◆ **Description of the task**
When you copy the data that follows, reproduce every word exactly and leave out the images.

==========

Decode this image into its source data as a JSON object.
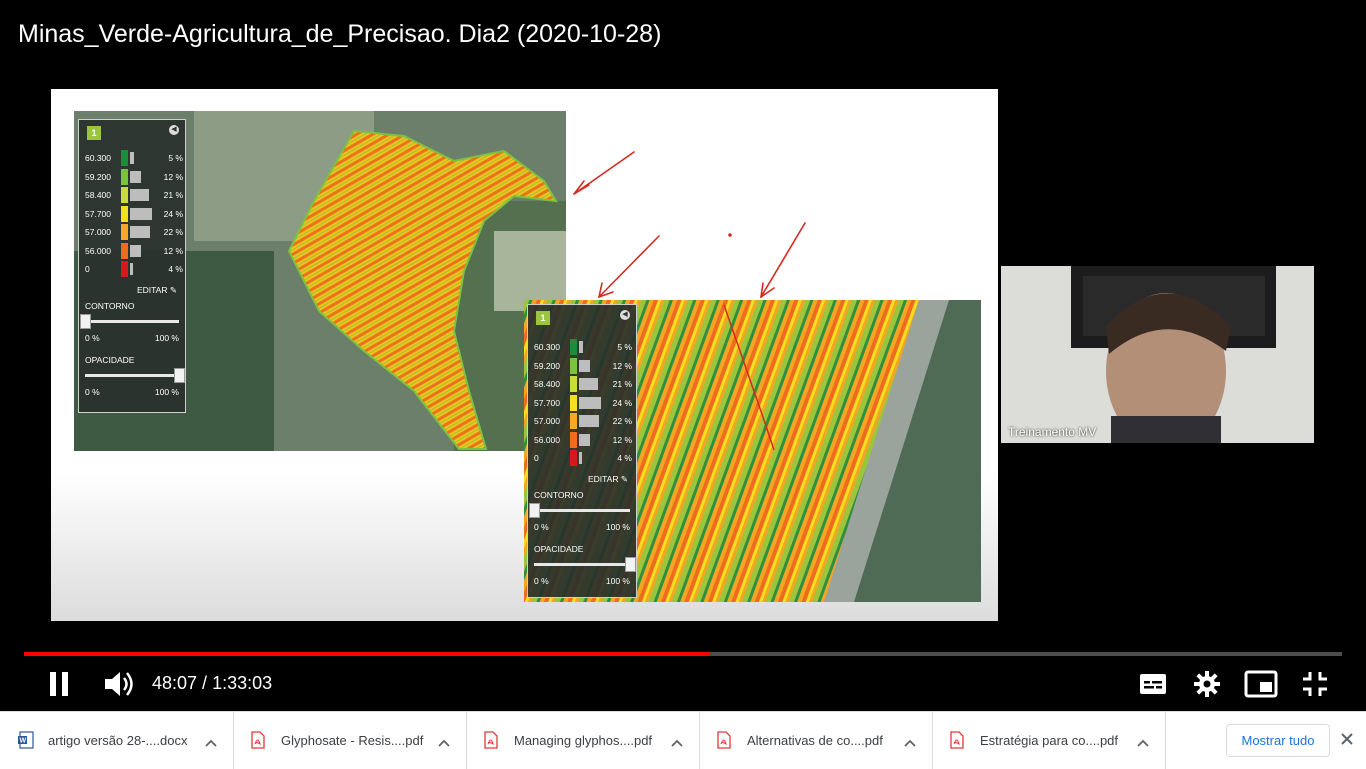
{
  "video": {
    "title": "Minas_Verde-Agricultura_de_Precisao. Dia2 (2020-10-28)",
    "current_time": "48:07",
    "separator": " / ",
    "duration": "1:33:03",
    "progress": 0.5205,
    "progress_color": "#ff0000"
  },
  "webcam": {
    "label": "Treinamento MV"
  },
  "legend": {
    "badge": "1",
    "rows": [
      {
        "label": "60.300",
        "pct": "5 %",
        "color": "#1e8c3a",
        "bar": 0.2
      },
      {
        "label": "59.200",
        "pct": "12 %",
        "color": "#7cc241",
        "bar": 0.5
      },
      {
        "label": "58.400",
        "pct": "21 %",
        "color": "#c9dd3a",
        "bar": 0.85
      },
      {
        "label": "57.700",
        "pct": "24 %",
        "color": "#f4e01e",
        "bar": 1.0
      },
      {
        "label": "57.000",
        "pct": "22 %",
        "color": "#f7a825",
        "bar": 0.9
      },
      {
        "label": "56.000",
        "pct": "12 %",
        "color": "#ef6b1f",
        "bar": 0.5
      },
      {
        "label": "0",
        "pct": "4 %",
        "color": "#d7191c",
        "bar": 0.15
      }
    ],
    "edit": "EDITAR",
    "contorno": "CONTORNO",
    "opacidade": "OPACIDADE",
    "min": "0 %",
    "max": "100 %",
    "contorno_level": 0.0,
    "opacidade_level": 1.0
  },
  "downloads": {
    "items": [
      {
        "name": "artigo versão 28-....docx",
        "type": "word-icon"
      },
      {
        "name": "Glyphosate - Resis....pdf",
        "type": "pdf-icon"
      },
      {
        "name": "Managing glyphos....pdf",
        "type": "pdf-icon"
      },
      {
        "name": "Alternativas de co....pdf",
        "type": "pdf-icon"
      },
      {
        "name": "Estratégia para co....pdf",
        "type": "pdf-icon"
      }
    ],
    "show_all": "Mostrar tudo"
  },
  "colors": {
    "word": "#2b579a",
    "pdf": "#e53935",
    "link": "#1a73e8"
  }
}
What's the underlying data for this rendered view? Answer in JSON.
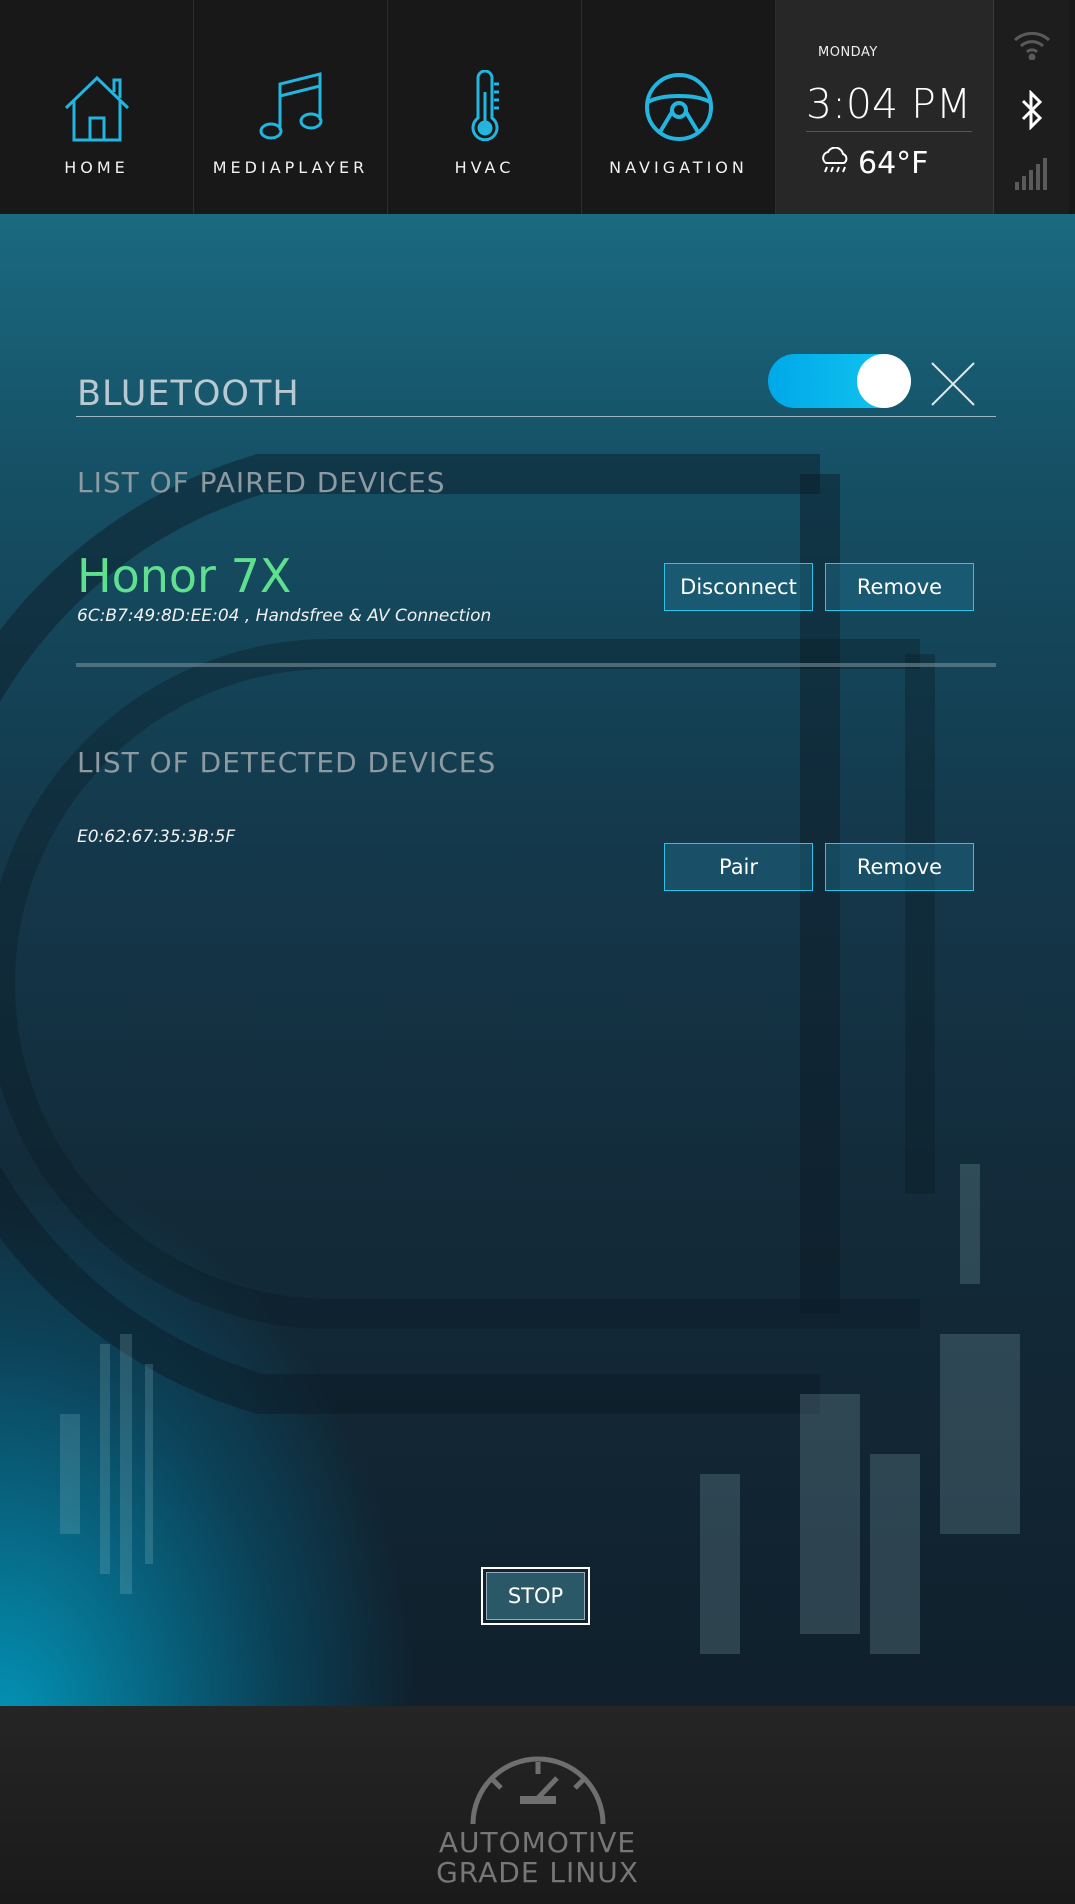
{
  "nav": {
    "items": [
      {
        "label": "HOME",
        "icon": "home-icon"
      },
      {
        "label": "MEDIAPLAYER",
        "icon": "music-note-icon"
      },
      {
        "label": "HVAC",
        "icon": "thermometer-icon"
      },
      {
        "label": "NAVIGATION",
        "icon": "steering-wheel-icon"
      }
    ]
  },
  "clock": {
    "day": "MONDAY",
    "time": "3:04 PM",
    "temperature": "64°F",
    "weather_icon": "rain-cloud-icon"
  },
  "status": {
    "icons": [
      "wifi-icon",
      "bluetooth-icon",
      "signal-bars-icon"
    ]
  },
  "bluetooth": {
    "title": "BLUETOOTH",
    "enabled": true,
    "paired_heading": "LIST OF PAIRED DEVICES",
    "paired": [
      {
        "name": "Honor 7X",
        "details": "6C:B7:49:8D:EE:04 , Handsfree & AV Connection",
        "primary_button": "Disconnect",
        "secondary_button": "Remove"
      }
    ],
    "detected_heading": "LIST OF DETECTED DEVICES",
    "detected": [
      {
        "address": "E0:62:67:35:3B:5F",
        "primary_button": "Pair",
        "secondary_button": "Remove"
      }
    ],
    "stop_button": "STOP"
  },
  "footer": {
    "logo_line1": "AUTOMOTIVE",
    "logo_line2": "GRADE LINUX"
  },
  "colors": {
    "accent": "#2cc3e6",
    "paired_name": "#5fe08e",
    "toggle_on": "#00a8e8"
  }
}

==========

◆ **Answer box**
Decode this image into its source data as a JSON object.
{
  "video": {
    "title": "Minas_Verde-Agricultura_de_Precisao. Dia2 (2020-10-28)",
    "current_time": "48:07",
    "separator": " / ",
    "duration": "1:33:03",
    "progress": 0.5205,
    "progress_color": "#ff0000"
  },
  "webcam": {
    "label": "Treinamento MV"
  },
  "legend": {
    "badge": "1",
    "rows": [
      {
        "label": "60.300",
        "pct": "5 %",
        "color": "#1e8c3a",
        "bar": 0.2
      },
      {
        "label": "59.200",
        "pct": "12 %",
        "color": "#7cc241",
        "bar": 0.5
      },
      {
        "label": "58.400",
        "pct": "21 %",
        "color": "#c9dd3a",
        "bar": 0.85
      },
      {
        "label": "57.700",
        "pct": "24 %",
        "color": "#f4e01e",
        "bar": 1.0
      },
      {
        "label": "57.000",
        "pct": "22 %",
        "color": "#f7a825",
        "bar": 0.9
      },
      {
        "label": "56.000",
        "pct": "12 %",
        "color": "#ef6b1f",
        "bar": 0.5
      },
      {
        "label": "0",
        "pct": "4 %",
        "color": "#d7191c",
        "bar": 0.15
      }
    ],
    "edit": "EDITAR",
    "contorno": "CONTORNO",
    "opacidade": "OPACIDADE",
    "min": "0 %",
    "max": "100 %",
    "contorno_level": 0.0,
    "opacidade_level": 1.0
  },
  "downloads": {
    "items": [
      {
        "name": "artigo versão 28-....docx",
        "type": "word-icon"
      },
      {
        "name": "Glyphosate - Resis....pdf",
        "type": "pdf-icon"
      },
      {
        "name": "Managing glyphos....pdf",
        "type": "pdf-icon"
      },
      {
        "name": "Alternativas de co....pdf",
        "type": "pdf-icon"
      },
      {
        "name": "Estratégia para co....pdf",
        "type": "pdf-icon"
      }
    ],
    "show_all": "Mostrar tudo"
  },
  "colors": {
    "word": "#2b579a",
    "pdf": "#e53935",
    "link": "#1a73e8"
  }
}
What's the underlying data for this rendered view? Answer in JSON.
{
  "nav": {
    "items": [
      {
        "label": "HOME",
        "icon": "home-icon"
      },
      {
        "label": "MEDIAPLAYER",
        "icon": "music-note-icon"
      },
      {
        "label": "HVAC",
        "icon": "thermometer-icon"
      },
      {
        "label": "NAVIGATION",
        "icon": "steering-wheel-icon"
      }
    ]
  },
  "clock": {
    "day": "MONDAY",
    "time": "3:04 PM",
    "temperature": "64°F",
    "weather_icon": "rain-cloud-icon"
  },
  "status": {
    "icons": [
      "wifi-icon",
      "bluetooth-icon",
      "signal-bars-icon"
    ]
  },
  "bluetooth": {
    "title": "BLUETOOTH",
    "enabled": true,
    "paired_heading": "LIST OF PAIRED DEVICES",
    "paired": [
      {
        "name": "Honor 7X",
        "details": "6C:B7:49:8D:EE:04 , Handsfree & AV Connection",
        "primary_button": "Disconnect",
        "secondary_button": "Remove"
      }
    ],
    "detected_heading": "LIST OF DETECTED DEVICES",
    "detected": [
      {
        "address": "E0:62:67:35:3B:5F",
        "primary_button": "Pair",
        "secondary_button": "Remove"
      }
    ],
    "stop_button": "STOP"
  },
  "footer": {
    "logo_line1": "AUTOMOTIVE",
    "logo_line2": "GRADE LINUX"
  },
  "colors": {
    "accent": "#2cc3e6",
    "paired_name": "#5fe08e",
    "toggle_on": "#00a8e8"
  }
}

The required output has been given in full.